→ Assignment
Filter the records, keeping every line that has the string "value".

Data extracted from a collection
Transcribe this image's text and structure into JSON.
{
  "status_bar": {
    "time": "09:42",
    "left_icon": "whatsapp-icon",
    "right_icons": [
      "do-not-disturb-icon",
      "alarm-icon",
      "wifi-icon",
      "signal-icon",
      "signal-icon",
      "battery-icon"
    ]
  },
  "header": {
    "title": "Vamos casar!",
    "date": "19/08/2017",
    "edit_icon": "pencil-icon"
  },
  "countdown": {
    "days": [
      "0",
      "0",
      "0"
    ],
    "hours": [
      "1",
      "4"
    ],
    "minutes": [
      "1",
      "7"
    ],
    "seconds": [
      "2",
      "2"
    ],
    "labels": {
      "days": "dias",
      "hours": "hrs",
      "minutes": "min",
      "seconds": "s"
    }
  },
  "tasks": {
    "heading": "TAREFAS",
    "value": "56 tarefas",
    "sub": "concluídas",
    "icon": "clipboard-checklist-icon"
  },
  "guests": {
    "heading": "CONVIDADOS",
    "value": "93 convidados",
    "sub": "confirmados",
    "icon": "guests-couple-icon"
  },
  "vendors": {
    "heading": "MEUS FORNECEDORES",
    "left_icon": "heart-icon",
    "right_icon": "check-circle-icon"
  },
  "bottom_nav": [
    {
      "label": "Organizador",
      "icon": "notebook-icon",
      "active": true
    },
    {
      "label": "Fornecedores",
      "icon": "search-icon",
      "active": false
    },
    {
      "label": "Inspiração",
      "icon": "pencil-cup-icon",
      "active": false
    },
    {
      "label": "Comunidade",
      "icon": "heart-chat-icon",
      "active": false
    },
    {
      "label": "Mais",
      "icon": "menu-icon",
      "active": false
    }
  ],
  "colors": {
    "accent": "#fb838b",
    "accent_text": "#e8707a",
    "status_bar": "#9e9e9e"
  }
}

→ Output of the exercise
    "value": "56 tarefas",
    "value": "93 convidados",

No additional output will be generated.